The Repeal of “Don’t Ask, Don’t Tell” and Its Effects on College Campus ROTC’s

The U.S. military’s policy barring openly gay men and women from serving expires this morning. Known as “don’t ask, don’t tell,” the prohibition has been in place since 1993.

The repeal of the law has far-reaching effects not only for the military but also on the Reserve Officers’ Training Corps (ROTC) on college campuses. In recent years, some ROTC units have left public colleges rather than admit openly gay students.

But ROTC’s acceptance of openly gay men and women may not have a large impact on enrollment, says Jennifer Miracle, the associate director of intercultural affairs for the LGBT Resource Center at the University of Georgia.

“I do know [gay and lesbian students] involved in ROTC, mostly women,” Miracle said. “In the past, they have been afraid to come to our office. I do hope that will change, but there are still many barriers for students coming out, not just this.”

Miracle went on to say that in the South, especially, students face family and religious pressures that make it hard for someone to come out, regardless of whether there is a don’t ask, don’t tell policy.

Miracle however, is still excited about the repeal.

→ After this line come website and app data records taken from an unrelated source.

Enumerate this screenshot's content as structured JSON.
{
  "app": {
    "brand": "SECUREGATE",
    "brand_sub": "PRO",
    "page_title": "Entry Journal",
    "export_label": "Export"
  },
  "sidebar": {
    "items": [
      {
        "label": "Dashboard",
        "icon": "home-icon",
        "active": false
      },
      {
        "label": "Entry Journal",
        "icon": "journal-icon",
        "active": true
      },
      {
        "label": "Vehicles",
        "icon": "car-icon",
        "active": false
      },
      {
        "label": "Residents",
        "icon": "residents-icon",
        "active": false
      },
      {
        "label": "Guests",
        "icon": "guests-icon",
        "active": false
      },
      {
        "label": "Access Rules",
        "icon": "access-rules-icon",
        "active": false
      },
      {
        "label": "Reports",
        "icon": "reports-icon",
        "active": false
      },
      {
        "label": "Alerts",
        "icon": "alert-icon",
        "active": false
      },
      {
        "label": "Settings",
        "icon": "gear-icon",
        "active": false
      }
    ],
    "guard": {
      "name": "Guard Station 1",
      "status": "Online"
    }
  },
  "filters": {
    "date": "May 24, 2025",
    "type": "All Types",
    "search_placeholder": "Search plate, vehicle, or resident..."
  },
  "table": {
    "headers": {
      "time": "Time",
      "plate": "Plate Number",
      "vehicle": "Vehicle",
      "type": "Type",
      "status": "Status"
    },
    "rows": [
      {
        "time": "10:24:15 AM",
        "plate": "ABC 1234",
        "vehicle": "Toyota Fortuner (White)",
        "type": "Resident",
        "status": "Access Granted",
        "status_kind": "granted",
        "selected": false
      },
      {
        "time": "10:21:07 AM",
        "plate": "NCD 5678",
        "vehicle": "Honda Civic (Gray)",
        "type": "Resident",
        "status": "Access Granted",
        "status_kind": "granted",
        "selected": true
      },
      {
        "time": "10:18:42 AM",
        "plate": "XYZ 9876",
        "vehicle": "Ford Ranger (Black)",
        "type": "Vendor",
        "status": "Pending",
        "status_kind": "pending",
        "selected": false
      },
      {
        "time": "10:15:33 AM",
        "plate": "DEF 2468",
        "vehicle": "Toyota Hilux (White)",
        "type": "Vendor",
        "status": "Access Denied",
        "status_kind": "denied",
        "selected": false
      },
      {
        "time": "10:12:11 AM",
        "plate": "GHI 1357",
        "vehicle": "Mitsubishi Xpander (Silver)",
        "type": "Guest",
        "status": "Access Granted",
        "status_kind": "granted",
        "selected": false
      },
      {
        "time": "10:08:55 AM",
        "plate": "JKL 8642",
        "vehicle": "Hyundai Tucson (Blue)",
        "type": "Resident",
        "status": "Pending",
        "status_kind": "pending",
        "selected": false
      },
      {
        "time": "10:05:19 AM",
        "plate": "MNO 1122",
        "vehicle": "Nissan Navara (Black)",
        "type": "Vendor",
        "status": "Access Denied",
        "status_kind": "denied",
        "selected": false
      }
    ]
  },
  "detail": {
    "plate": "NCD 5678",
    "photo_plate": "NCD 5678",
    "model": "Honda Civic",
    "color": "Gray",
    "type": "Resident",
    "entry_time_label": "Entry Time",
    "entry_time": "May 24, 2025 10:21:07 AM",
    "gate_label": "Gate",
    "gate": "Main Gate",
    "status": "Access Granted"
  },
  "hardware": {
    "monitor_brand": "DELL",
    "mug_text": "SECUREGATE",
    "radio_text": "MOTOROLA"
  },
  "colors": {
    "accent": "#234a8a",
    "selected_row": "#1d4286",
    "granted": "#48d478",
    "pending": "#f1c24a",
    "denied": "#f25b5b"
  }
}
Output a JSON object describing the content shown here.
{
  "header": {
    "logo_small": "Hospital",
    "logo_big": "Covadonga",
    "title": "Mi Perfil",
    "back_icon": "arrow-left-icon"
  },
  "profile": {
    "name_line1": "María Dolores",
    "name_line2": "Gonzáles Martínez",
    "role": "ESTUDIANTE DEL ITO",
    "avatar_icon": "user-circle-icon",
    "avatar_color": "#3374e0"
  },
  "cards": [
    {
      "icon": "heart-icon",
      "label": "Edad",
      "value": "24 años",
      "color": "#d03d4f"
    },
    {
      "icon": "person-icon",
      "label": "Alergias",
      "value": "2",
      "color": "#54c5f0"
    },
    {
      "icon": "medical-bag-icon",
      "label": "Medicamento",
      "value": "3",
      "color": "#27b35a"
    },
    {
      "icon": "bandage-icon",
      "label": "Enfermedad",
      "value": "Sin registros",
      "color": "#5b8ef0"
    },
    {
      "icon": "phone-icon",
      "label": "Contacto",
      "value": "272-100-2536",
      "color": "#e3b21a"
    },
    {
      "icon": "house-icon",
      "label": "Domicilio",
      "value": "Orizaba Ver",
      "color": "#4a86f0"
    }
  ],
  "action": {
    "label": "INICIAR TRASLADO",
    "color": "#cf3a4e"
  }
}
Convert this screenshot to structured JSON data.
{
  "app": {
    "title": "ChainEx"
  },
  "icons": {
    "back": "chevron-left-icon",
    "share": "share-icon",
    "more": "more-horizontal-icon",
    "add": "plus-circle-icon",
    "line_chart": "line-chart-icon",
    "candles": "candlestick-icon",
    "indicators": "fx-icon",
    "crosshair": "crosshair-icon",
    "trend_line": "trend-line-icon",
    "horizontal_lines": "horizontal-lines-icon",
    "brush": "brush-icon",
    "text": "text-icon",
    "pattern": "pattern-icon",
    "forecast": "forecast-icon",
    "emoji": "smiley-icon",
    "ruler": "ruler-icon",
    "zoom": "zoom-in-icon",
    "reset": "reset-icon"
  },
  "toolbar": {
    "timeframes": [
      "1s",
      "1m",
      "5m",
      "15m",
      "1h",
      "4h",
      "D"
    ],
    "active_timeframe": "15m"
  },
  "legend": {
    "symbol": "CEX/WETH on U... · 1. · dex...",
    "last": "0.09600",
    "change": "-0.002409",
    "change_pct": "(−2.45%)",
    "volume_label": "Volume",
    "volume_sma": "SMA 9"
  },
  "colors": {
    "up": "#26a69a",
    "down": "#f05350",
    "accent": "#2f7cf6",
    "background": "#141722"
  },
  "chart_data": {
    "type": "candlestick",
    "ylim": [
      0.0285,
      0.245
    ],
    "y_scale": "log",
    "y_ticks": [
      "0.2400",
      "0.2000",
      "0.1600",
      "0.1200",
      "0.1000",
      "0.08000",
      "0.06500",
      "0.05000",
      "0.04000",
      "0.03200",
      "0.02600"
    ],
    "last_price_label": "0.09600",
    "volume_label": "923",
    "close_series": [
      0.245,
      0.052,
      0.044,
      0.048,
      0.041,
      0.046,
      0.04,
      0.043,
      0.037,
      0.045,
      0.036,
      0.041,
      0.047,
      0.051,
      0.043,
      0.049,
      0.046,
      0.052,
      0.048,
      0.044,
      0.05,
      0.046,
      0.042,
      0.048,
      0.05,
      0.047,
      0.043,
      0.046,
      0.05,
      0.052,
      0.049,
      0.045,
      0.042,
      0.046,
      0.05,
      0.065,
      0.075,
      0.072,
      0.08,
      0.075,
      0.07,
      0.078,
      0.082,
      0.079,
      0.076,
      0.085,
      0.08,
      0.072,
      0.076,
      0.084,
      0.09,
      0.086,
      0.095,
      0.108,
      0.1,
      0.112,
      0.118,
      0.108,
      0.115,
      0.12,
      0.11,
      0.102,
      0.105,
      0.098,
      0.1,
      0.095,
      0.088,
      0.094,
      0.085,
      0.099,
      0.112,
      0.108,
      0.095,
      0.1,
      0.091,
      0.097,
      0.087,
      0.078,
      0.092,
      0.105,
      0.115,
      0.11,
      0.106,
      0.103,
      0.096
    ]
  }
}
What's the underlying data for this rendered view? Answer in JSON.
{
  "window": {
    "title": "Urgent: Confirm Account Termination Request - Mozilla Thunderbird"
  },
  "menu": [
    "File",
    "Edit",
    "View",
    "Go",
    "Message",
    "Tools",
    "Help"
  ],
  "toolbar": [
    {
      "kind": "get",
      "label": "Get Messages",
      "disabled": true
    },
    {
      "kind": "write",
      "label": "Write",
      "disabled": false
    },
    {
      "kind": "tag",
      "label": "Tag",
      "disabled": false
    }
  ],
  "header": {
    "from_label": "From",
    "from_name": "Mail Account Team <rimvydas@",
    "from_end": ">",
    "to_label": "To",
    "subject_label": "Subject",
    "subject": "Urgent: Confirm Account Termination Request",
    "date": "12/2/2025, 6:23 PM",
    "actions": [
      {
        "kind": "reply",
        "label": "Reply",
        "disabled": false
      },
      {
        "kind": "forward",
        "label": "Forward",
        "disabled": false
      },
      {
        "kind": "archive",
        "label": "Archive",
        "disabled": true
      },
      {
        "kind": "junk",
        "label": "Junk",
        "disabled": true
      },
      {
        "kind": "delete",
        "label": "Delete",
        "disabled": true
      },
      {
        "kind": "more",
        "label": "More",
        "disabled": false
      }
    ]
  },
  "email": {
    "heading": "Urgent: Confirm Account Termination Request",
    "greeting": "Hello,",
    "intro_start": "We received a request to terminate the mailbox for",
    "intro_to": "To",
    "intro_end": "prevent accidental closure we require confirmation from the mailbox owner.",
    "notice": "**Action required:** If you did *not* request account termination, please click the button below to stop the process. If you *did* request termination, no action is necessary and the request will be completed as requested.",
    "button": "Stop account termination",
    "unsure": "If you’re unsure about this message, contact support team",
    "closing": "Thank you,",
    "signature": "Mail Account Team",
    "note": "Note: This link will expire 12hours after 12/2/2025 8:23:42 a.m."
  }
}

“It’s wonderful,” Miracle said, “but I think it is also unfortunate that it has taken this long. It would be great to say it is no longer an issue, but that’s just not the case. There will continue to be struggles and the cultural changes ahead will be difficult. These will take a long time. But, yes, it is exciting to see progress; it has been a long time coming.”